Change is needed for growth. Whether it’s moving to a new area, taking on a new job, or writing your fifth record, you need to be comfortable with the uncomfortable in order to move on, to become a better version of yourself. That’s exactly what Allegaeon have done with this delightful album that not does a great job of exhibiting an impressive amount of growth while also retaining the aspects that made them so endearing up until now.
What made many latch onto the Colorado-based group is their particular mixture of melodic and extreme metal styles: prog, death, melodeath, thrash, and black. They even embraced the joke in the hilarious “1.618” which was a song about the Golden Ratio. That’s not to say Allegaeon’s style is mathematical perfection, but few bands are able to make music this extreme be this damn catchy. That ability is on full display throughout Apoptosis, particularly on “Interphase // Meiosis,” both “Extremophiles” suites, and “Exothermic Chemical Combustion.” It’s an album chock-full of everything that made the band so endearing before, except there’s quite a bit more.
Most notably, there’s the sense that the band reached pretty far from their comfort zones when creating the record. Vocalist Riley McShane finally gets to show off his full range with some lovely melodies popping up throughout; his harsh voice even feels fuller, deeper. Also, guitarists Greg Burgess and Michael Stancel have similarly gone harsher and more beautiful; Apoptosis contains quite a few riffs and sections that are notably heavier and more-low end than expected. It’s overall a much more aggressive record than past efforts; however, longer stretches of melody weave their way through songs, and guitar solos are both more prominent and better executed than in the past.
It’s also important to note that while the songs are less “pure Allegaeon” than expectations, Apoptosis is a real sonic treat. The embrace of more extreme and progressive elements flowed into the songwriting, where songs have wonderful payoffs, and the overall style feels closer to Between The Buried And Me than past efforts. That’s not saying this is Allegaeon gone BTBAM, but that comparison gets you to the idea that the band weren’t afraid of being bold.

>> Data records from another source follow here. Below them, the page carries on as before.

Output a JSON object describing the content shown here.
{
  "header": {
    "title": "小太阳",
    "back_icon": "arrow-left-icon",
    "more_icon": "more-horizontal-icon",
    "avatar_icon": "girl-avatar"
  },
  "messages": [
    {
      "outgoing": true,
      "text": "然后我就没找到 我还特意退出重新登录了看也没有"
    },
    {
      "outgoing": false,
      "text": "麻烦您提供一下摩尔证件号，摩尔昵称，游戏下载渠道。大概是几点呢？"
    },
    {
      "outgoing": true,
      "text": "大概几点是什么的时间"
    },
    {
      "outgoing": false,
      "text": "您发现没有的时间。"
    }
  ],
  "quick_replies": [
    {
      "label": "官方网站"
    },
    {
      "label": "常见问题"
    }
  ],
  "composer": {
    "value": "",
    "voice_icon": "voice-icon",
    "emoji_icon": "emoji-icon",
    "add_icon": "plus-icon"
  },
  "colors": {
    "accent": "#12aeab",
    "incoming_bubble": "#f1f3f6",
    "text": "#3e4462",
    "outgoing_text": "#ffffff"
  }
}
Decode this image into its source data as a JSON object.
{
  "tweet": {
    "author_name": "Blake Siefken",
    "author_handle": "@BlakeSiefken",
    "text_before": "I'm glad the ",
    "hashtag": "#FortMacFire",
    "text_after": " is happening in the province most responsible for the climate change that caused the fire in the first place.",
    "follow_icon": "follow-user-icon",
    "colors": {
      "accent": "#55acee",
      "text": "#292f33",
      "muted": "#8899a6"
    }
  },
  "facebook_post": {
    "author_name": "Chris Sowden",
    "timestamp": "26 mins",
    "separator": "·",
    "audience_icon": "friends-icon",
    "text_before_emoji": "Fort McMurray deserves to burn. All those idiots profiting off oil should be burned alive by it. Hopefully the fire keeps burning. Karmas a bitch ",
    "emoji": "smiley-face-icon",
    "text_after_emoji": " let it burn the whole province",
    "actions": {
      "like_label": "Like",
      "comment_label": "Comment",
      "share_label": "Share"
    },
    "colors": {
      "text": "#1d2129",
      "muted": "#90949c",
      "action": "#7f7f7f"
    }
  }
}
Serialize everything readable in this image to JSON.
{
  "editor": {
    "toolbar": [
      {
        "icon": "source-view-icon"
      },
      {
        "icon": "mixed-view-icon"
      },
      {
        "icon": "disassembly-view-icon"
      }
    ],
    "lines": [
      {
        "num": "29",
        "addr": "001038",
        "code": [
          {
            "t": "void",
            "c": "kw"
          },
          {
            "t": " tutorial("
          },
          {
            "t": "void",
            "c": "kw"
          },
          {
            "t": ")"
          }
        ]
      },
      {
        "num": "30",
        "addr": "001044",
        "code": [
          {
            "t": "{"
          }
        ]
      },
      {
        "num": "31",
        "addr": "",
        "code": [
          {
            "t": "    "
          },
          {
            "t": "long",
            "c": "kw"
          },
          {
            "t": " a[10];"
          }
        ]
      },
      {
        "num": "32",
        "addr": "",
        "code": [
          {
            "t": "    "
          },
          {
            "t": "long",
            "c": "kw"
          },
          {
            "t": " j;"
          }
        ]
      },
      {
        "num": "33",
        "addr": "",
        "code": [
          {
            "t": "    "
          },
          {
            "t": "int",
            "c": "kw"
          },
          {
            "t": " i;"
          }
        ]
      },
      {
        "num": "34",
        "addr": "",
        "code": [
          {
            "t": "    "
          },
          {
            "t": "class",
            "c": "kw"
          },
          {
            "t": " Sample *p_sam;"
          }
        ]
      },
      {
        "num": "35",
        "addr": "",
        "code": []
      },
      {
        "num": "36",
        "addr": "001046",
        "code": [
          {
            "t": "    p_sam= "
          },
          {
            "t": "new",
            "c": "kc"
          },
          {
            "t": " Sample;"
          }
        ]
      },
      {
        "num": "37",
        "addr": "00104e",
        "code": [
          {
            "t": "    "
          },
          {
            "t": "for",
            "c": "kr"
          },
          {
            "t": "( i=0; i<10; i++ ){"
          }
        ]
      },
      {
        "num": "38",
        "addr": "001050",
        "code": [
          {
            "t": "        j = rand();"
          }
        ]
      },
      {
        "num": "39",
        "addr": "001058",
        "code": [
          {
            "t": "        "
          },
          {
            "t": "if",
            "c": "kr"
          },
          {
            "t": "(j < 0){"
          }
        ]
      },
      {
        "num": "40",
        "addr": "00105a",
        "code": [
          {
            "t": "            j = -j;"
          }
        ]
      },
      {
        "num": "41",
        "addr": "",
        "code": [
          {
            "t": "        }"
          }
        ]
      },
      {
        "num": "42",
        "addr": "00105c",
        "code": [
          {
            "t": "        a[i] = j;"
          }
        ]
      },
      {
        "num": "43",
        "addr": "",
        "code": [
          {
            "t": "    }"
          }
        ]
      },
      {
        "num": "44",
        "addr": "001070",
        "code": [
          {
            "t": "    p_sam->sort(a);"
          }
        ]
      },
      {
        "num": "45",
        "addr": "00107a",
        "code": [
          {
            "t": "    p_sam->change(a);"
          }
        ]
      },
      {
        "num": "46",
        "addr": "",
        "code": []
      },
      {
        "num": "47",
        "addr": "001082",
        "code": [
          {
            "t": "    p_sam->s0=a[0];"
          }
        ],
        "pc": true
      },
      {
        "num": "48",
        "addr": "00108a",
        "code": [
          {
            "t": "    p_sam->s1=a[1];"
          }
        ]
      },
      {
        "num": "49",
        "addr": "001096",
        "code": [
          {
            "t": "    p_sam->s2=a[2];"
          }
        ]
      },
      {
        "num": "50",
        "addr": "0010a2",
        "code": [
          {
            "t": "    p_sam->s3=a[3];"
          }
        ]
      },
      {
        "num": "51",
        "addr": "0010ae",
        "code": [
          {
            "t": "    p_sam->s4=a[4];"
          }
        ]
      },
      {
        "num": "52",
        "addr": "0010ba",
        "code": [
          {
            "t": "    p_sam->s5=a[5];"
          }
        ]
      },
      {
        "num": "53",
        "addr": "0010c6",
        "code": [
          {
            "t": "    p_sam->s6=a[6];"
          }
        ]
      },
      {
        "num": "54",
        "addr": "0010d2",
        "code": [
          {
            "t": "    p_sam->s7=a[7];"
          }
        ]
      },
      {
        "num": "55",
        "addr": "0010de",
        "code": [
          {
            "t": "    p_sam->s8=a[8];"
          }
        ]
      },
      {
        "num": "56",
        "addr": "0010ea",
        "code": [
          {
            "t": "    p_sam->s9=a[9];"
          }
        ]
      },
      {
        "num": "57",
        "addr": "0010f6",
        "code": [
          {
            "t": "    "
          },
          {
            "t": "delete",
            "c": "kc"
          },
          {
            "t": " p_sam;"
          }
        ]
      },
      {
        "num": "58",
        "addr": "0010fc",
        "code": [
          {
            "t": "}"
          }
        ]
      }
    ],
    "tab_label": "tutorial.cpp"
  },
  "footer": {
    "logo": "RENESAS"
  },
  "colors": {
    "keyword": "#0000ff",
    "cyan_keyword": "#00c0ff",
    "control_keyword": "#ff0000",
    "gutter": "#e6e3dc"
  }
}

Even the length has been slightly trimmed down from past efforts, resulting in an album that goes fairly strongly to the finish line. Were it not for the unnecessary acoustic number “Colors of the Currents” and about half of the 10-minute title track, Apoptosis might just be a perfect progressive death metal record.
That minor nitpick aside, Allegaeon have embraced the changes they’ve encountered among the years (member turnover, moving, life events) to create their best record to date and a top-tier album for the style.